The main one is our journalists in distress program. We provide funding to selected candidates who are in distress. Either they are threatened or they are having to flee from threats of violence, and they need money for medical support or for travel to a safe place. As part of a global community of free speech and journalism organizations, we contribute to that process.

The other is the journalists who arrive here in Canada. We have a journalists in exile program. We work with the journalists in exile group to try to get training for journalists so they can continue their careers here, and so on.

I will just briefly comment on your first point, because I'm almost out of time. One of the issues is that people actually have a lot more access to stories around the world, particularly of suffering around the world. One of the problems the media has is that there's a feeling that, “I've had enough of this. I don't want to hear it,” at a certain point. It doesn't sell newspapers.

If you want that journalism, it's part of this economic problem that I started with. You have to incent that kind of reporting, and I really feel it's important to do so. I agree with the sentiment underlining your comments.

1:40 p.m.

Ms. Anita Vandenbeld (Ottawa West—Nepean, Lib.)

The Chair

Thank you very much.

We will go for three minutes to Mr. Saini.

1:40 p.m.

Liberal

Raj Saini Liberal Kitchener Centre, ON

Thank you very much for your comments, Mr. Tunley.

I wanted to talk to you about something we are seeing in the world, especially in Europe. We are seeing this rising level of populism in democratic countries. You have ambitious leaders who are populist leaders and whose intimidation of the press works in very subtle ways. Their supporters, or people who are aligned with their way of thinking, tend to spend the resources and operate either newspapers, radio stations or TV stations. There's a different, more subtle way of controlling the media in other ways also, by oppressing certain dissent and making sure that certain news does not come forward, whether through social media or other means.

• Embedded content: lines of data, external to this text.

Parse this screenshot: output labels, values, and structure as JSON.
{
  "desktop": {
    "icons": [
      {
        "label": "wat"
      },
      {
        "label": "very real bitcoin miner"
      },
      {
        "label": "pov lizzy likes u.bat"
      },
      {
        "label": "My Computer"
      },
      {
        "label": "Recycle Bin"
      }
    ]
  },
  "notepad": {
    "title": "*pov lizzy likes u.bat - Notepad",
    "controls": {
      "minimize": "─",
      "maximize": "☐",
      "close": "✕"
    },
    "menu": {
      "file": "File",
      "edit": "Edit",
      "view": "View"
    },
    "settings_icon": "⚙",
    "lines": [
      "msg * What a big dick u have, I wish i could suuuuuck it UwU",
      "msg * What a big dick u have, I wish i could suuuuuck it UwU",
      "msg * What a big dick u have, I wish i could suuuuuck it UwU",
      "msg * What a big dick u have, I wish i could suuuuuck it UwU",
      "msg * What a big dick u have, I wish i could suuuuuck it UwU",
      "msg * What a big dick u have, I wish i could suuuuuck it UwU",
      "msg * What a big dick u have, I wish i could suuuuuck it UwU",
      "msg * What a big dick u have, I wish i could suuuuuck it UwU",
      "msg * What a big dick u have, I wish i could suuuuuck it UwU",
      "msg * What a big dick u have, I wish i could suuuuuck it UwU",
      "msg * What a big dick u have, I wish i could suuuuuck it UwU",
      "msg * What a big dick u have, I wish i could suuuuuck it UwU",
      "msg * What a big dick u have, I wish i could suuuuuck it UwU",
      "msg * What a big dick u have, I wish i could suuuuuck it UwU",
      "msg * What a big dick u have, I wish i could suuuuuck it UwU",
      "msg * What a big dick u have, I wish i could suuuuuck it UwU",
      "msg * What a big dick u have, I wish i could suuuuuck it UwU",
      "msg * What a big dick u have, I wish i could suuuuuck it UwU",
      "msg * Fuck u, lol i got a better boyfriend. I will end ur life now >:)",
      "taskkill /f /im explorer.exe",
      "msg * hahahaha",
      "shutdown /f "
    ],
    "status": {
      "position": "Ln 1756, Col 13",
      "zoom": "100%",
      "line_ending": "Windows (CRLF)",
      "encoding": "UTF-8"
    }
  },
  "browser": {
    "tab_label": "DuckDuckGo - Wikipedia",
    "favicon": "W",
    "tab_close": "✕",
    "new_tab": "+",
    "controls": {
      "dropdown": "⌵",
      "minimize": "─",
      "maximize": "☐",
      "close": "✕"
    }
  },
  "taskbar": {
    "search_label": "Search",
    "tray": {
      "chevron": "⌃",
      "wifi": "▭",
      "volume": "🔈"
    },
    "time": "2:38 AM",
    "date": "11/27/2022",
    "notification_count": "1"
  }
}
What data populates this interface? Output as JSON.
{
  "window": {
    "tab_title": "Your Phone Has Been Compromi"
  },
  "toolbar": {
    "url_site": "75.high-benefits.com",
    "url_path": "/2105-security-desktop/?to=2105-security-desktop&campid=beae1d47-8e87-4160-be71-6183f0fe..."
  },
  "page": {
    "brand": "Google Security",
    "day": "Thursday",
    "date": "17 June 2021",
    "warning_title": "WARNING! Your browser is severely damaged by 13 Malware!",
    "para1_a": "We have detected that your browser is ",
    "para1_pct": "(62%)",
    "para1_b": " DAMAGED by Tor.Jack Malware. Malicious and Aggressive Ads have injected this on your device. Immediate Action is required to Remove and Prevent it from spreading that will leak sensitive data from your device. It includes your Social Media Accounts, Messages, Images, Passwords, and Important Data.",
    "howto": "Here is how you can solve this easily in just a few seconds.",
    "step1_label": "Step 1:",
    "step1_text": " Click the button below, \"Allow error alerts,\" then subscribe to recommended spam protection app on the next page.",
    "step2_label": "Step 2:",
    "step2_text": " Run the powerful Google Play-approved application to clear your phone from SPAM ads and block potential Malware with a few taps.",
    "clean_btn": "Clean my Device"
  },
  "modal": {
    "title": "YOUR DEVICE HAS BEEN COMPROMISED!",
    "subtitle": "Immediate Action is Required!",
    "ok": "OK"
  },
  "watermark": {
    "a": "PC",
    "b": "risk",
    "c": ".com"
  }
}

We can understand that in strong democratic countries there is a certain element of press freedom, and there are countries where there is going to be very little press freedom.

What is your comment on those countries that have democratically elected populist leaders whose supporters are in many ways using the press as a tool to continue their populism by either intimidating journalists or exercising greater control of the media outlets? What happens in that middle ground, in those countries where you have democratically elected leaders? How do you deal with that phenomenon?

1:40 p.m.

President, Board of Directors, Canadian Journalists for Free Expression

Philip Tunley

You have to view it as a marketplace of ideas. You have to rely on people to critically assess, and not everyone does of course. First of all, it's social media rather than the mainstream media that feed the populism, and to some extent you can't criticize that. There are groups that can now communicate and share ideas in ways they could not in the past, thanks to social media. That's partly behind the phenomenon.

What should be the reaction of major media or governments in that circumstance? It is a democratic process. It is a marketplace of ideas, and the only credible response at the end of the day is a political one and a journalistic one: to report facts, to correct errors and to make sure the discourse comes back to things that matter to Canadians and others.

1:40 p.m.

Liberal

Raj Saini Liberal Kitchener Centre, ON

Thank you very much.